(DATA IN THIS EXERCISE)
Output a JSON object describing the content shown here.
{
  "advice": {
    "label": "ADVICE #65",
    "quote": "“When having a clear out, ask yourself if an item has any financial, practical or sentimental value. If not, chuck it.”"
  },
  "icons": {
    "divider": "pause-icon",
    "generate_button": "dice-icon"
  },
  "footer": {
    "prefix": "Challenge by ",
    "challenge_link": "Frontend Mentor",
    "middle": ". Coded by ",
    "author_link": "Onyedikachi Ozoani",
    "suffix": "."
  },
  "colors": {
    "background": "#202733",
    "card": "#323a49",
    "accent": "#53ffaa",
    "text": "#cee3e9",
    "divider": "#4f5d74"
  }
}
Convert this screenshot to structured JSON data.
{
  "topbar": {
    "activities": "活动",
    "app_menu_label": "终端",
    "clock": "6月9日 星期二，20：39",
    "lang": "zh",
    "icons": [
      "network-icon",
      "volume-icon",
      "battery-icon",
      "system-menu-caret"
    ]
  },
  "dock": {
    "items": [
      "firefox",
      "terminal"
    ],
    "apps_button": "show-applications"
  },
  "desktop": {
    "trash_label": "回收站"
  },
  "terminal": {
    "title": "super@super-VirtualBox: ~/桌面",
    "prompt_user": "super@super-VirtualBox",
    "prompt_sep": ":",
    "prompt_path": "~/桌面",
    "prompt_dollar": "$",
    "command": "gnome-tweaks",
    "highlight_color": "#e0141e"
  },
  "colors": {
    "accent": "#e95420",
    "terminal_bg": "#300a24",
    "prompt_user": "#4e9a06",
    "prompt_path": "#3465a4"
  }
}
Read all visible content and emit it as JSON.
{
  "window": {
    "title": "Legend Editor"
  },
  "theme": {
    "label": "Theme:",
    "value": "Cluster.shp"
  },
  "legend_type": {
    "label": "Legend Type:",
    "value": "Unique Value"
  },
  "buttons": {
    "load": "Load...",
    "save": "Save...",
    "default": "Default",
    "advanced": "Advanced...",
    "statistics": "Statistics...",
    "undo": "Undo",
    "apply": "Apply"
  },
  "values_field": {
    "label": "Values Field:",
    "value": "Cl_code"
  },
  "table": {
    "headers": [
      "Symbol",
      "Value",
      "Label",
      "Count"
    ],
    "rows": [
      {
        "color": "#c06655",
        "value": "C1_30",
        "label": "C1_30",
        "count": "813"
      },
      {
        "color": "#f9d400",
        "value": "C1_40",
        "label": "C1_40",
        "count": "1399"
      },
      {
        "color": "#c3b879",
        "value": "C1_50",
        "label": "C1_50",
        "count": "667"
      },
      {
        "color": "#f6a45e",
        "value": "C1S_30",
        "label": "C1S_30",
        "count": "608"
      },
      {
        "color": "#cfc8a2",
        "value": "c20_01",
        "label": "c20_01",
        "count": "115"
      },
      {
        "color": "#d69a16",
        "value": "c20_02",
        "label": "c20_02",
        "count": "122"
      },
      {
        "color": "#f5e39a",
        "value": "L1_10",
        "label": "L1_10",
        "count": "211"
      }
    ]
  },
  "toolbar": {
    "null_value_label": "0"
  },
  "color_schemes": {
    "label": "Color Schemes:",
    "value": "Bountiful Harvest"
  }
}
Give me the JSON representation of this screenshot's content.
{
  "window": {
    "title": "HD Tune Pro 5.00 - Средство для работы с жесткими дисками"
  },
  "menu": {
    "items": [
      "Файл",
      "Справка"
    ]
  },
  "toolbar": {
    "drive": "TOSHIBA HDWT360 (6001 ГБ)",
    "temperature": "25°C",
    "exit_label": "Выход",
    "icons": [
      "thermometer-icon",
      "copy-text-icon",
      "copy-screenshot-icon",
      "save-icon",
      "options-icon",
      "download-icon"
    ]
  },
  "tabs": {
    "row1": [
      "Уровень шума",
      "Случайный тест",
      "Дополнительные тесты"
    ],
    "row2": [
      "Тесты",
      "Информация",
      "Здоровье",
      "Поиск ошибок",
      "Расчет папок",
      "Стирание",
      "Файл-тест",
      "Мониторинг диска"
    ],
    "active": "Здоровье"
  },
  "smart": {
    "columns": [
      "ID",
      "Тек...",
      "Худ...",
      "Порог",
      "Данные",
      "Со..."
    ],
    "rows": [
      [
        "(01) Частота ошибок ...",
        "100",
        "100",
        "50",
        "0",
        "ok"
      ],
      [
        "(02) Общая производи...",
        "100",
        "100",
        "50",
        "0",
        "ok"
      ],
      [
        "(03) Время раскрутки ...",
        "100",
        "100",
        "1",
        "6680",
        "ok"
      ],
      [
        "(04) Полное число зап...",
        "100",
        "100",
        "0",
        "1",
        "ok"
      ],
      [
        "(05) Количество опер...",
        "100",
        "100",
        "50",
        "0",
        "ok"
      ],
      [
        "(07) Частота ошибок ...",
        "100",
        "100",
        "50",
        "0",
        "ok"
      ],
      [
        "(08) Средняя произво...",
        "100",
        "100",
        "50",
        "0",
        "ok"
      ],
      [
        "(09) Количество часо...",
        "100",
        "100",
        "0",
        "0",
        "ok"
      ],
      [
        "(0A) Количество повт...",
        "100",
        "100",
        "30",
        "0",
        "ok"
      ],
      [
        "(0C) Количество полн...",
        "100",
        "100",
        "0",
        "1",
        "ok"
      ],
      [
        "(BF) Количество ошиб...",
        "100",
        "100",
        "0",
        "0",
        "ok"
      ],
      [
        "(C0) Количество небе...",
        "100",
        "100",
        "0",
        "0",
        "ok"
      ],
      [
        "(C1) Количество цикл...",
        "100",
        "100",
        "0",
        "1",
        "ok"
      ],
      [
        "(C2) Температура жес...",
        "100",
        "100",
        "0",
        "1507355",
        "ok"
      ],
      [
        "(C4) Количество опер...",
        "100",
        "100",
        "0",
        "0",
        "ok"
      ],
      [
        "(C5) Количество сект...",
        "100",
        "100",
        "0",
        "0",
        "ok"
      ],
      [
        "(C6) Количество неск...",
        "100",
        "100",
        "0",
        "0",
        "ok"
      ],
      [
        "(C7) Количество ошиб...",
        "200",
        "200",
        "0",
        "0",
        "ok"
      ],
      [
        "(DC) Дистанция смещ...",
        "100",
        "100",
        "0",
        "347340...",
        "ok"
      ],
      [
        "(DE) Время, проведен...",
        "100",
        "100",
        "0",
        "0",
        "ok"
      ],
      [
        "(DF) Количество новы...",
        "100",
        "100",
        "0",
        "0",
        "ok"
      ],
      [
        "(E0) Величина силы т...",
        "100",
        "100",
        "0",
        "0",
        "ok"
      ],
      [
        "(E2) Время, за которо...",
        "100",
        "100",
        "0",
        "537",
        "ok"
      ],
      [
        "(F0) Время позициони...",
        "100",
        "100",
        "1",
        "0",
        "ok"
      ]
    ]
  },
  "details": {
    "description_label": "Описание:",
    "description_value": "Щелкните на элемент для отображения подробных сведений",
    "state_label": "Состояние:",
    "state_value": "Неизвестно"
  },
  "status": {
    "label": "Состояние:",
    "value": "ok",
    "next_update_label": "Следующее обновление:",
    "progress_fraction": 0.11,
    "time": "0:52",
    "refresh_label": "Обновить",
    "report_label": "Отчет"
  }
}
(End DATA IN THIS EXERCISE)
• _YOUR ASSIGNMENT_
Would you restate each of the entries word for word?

• _ANSWER BELOW_
Output a JSON object describing the content shown here.
{
  "advice": {
    "label": "ADVICE #65",
    "quote": "“When having a clear out, ask yourself if an item has any financial, practical or sentimental value. If not, chuck it.”"
  },
  "icons": {
    "divider": "pause-icon",
    "generate_button": "dice-icon"
  },
  "footer": {
    "prefix": "Challenge by ",
    "challenge_link": "Frontend Mentor",
    "middle": ". Coded by ",
    "author_link": "Onyedikachi Ozoani",
    "suffix": "."
  },
  "colors": {
    "background": "#202733",
    "card": "#323a49",
    "accent": "#53ffaa",
    "text": "#cee3e9",
    "divider": "#4f5d74"
  }
}
Convert this screenshot to structured JSON data.
{
  "topbar": {
    "activities": "活动",
    "app_menu_label": "终端",
    "clock": "6月9日 星期二，20：39",
    "lang": "zh",
    "icons": [
      "network-icon",
      "volume-icon",
      "battery-icon",
      "system-menu-caret"
    ]
  },
  "dock": {
    "items": [
      "firefox",
      "terminal"
    ],
    "apps_button": "show-applications"
  },
  "desktop": {
    "trash_label": "回收站"
  },
  "terminal": {
    "title": "super@super-VirtualBox: ~/桌面",
    "prompt_user": "super@super-VirtualBox",
    "prompt_sep": ":",
    "prompt_path": "~/桌面",
    "prompt_dollar": "$",
    "command": "gnome-tweaks",
    "highlight_color": "#e0141e"
  },
  "colors": {
    "accent": "#e95420",
    "terminal_bg": "#300a24",
    "prompt_user": "#4e9a06",
    "prompt_path": "#3465a4"
  }
}
Read all visible content and emit it as JSON.
{
  "window": {
    "title": "Legend Editor"
  },
  "theme": {
    "label": "Theme:",
    "value": "Cluster.shp"
  },
  "legend_type": {
    "label": "Legend Type:",
    "value": "Unique Value"
  },
  "buttons": {
    "load": "Load...",
    "save": "Save...",
    "default": "Default",
    "advanced": "Advanced...",
    "statistics": "Statistics...",
    "undo": "Undo",
    "apply": "Apply"
  },
  "values_field": {
    "label": "Values Field:",
    "value": "Cl_code"
  },
  "table": {
    "headers": [
      "Symbol",
      "Value",
      "Label",
      "Count"
    ],
    "rows": [
      {
        "color": "#c06655",
        "value": "C1_30",
        "label": "C1_30",
        "count": "813"
      },
      {
        "color": "#f9d400",
        "value": "C1_40",
        "label": "C1_40",
        "count": "1399"
      },
      {
        "color": "#c3b879",
        "value": "C1_50",
        "label": "C1_50",
        "count": "667"
      },
      {
        "color": "#f6a45e",
        "value": "C1S_30",
        "label": "C1S_30",
        "count": "608"
      },
      {
        "color": "#cfc8a2",
        "value": "c20_01",
        "label": "c20_01",
        "count": "115"
      },
      {
        "color": "#d69a16",
        "value": "c20_02",
        "label": "c20_02",
        "count": "122"
      },
      {
        "color": "#f5e39a",
        "value": "L1_10",
        "label": "L1_10",
        "count": "211"
      }
    ]
  },
  "toolbar": {
    "null_value_label": "0"
  },
  "color_schemes": {
    "label": "Color Schemes:",
    "value": "Bountiful Harvest"
  }
}
Give me the JSON representation of this screenshot's content.
{
  "window": {
    "title": "HD Tune Pro 5.00 - Средство для работы с жесткими дисками"
  },
  "menu": {
    "items": [
      "Файл",
      "Справка"
    ]
  },
  "toolbar": {
    "drive": "TOSHIBA HDWT360 (6001 ГБ)",
    "temperature": "25°C",
    "exit_label": "Выход",
    "icons": [
      "thermometer-icon",
      "copy-text-icon",
      "copy-screenshot-icon",
      "save-icon",
      "options-icon",
      "download-icon"
    ]
  },
  "tabs": {
    "row1": [
      "Уровень шума",
      "Случайный тест",
      "Дополнительные тесты"
    ],
    "row2": [
      "Тесты",
      "Информация",
      "Здоровье",
      "Поиск ошибок",
      "Расчет папок",
      "Стирание",
      "Файл-тест",
      "Мониторинг диска"
    ],
    "active": "Здоровье"
  },
  "smart": {
    "columns": [
      "ID",
      "Тек...",
      "Худ...",
      "Порог",
      "Данные",
      "Со..."
    ],
    "rows": [
      [
        "(01) Частота ошибок ...",
        "100",
        "100",
        "50",
        "0",
        "ok"
      ],
      [
        "(02) Общая производи...",
        "100",
        "100",
        "50",
        "0",
        "ok"
      ],
      [
        "(03) Время раскрутки ...",
        "100",
        "100",
        "1",
        "6680",
        "ok"
      ],
      [
        "(04) Полное число зап...",
        "100",
        "100",
        "0",
        "1",
        "ok"
      ],
      [
        "(05) Количество опер...",
        "100",
        "100",
        "50",
        "0",
        "ok"
      ],
      [
        "(07) Частота ошибок ...",
        "100",
        "100",
        "50",
        "0",
        "ok"
      ],
      [
        "(08) Средняя произво...",
        "100",
        "100",
        "50",
        "0",
        "ok"
      ],
      [
        "(09) Количество часо...",
        "100",
        "100",
        "0",
        "0",
        "ok"
      ],
      [
        "(0A) Количество повт...",
        "100",
        "100",
        "30",
        "0",
        "ok"
      ],
      [
        "(0C) Количество полн...",
        "100",
        "100",
        "0",
        "1",
        "ok"
      ],
      [
        "(BF) Количество ошиб...",
        "100",
        "100",
        "0",
        "0",
        "ok"
      ],
      [
        "(C0) Количество небе...",
        "100",
        "100",
        "0",
        "0",
        "ok"
      ],
      [
        "(C1) Количество цикл...",
        "100",
        "100",
        "0",
        "1",
        "ok"
      ],
      [
        "(C2) Температура жес...",
        "100",
        "100",
        "0",
        "1507355",
        "ok"
      ],
      [
        "(C4) Количество опер...",
        "100",
        "100",
        "0",
        "0",
        "ok"
      ],
      [
        "(C5) Количество сект...",
        "100",
        "100",
        "0",
        "0",
        "ok"
      ],
      [
        "(C6) Количество неск...",
        "100",
        "100",
        "0",
        "0",
        "ok"
      ],
      [
        "(C7) Количество ошиб...",
        "200",
        "200",
        "0",
        "0",
        "ok"
      ],
      [
        "(DC) Дистанция смещ...",
        "100",
        "100",
        "0",
        "347340...",
        "ok"
      ],
      [
        "(DE) Время, проведен...",
        "100",
        "100",
        "0",
        "0",
        "ok"
      ],
      [
        "(DF) Количество новы...",
        "100",
        "100",
        "0",
        "0",
        "ok"
      ],
      [
        "(E0) Величина силы т...",
        "100",
        "100",
        "0",
        "0",
        "ok"
      ],
      [
        "(E2) Время, за которо...",
        "100",
        "100",
        "0",
        "537",
        "ok"
      ],
      [
        "(F0) Время позициони...",
        "100",
        "100",
        "1",
        "0",
        "ok"
      ]
    ]
  },
  "details": {
    "description_label": "Описание:",
    "description_value": "Щелкните на элемент для отображения подробных сведений",
    "state_label": "Состояние:",
    "state_value": "Неизвестно"
  },
  "status": {
    "label": "Состояние:",
    "value": "ok",
    "next_update_label": "Следующее обновление:",
    "progress_fraction": 0.11,
    "time": "0:52",
    "refresh_label": "Обновить",
    "report_label": "Отчет"
  }
}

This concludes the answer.